**The problem:** Say how many lines in the data below contain the word "README", and give no other text.

**Dataset excerpts:**
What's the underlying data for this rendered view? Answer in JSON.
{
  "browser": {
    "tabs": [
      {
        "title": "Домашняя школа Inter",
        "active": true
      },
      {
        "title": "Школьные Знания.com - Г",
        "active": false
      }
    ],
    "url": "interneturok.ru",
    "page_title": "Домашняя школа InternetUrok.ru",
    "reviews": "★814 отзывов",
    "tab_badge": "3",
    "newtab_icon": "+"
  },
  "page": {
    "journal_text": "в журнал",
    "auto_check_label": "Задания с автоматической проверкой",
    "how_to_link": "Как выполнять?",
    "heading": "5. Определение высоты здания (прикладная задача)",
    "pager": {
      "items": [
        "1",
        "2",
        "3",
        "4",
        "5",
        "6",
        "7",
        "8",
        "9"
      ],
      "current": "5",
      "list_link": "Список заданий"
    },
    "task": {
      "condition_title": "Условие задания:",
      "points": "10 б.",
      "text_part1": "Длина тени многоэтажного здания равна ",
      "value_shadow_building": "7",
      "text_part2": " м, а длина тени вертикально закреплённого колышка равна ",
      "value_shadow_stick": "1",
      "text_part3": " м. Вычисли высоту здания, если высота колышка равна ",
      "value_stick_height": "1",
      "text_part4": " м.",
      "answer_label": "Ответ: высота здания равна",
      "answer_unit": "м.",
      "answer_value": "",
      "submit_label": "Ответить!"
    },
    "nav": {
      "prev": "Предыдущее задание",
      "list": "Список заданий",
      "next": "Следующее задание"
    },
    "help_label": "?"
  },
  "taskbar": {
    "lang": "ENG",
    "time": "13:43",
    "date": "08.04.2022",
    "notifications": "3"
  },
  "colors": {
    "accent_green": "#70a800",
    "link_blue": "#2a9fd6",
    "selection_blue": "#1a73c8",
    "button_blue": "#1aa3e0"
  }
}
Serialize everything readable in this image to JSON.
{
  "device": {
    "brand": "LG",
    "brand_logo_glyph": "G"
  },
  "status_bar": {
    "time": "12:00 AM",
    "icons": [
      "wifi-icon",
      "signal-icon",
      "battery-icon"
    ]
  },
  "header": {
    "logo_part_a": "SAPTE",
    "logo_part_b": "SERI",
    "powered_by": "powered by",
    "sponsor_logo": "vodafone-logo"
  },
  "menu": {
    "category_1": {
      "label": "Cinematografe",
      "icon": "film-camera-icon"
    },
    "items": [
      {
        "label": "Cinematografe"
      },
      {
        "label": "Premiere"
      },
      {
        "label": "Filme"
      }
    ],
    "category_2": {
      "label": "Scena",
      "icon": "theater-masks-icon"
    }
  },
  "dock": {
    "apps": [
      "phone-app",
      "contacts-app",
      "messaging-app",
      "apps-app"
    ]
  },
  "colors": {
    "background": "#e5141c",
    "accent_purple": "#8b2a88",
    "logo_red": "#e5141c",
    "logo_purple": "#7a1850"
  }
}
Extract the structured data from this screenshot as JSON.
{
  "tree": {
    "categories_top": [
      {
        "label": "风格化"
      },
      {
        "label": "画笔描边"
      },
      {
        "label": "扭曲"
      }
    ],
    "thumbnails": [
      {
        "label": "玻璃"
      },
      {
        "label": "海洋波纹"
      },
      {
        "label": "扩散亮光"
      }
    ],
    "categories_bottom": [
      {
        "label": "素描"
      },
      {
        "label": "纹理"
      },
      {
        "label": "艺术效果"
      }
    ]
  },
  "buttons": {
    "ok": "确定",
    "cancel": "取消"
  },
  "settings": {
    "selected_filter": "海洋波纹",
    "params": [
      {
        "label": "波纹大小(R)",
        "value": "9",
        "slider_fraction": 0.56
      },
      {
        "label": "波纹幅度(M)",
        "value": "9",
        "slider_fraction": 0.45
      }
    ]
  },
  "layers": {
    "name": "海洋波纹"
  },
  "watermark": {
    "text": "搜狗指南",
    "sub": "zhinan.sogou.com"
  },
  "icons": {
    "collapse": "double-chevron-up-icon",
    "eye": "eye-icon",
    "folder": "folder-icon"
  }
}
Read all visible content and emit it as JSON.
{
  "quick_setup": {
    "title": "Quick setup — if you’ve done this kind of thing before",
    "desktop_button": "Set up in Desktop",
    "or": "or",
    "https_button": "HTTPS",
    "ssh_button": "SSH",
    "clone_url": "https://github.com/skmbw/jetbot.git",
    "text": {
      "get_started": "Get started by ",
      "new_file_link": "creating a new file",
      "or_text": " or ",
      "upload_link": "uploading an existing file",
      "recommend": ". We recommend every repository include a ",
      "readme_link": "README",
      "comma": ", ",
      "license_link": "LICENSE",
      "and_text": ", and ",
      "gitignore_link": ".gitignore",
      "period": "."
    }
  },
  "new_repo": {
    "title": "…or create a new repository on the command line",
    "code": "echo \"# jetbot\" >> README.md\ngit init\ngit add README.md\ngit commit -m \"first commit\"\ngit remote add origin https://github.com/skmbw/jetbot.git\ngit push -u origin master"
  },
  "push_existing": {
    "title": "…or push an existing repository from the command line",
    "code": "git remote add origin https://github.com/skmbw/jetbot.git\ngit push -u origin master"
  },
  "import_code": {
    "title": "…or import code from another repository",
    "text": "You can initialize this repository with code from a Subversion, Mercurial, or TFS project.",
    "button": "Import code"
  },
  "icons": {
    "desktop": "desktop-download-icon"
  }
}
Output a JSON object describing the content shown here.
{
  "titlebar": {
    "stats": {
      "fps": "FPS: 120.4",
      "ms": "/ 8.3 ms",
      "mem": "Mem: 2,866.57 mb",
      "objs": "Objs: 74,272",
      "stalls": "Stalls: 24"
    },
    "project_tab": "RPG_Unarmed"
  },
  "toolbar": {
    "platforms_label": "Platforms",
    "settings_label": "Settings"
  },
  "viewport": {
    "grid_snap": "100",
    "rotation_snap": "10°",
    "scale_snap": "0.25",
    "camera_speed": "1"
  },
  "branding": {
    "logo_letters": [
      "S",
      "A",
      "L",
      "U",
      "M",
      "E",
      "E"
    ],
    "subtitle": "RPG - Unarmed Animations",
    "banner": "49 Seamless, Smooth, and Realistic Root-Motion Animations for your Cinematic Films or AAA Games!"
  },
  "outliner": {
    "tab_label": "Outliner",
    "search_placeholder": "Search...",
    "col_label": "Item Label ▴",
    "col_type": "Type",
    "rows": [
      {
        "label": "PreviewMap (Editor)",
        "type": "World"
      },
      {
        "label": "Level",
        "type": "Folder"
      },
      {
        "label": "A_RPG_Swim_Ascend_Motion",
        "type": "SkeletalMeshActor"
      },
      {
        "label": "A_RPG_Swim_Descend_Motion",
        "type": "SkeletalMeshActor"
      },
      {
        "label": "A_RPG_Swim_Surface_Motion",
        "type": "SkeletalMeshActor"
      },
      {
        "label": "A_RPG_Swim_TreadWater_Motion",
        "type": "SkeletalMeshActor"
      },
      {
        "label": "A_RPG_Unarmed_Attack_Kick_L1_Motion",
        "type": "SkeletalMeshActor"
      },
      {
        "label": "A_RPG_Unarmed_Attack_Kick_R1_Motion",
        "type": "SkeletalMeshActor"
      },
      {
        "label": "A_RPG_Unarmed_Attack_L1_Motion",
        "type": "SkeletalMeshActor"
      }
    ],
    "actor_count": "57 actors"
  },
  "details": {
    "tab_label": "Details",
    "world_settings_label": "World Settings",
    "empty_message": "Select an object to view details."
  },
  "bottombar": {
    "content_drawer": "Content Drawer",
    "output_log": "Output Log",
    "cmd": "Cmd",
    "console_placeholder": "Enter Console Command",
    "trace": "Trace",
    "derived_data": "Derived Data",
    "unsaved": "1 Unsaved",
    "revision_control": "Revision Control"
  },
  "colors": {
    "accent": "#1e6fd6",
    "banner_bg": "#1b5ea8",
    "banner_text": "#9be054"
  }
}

**Solution for this exercise:** 2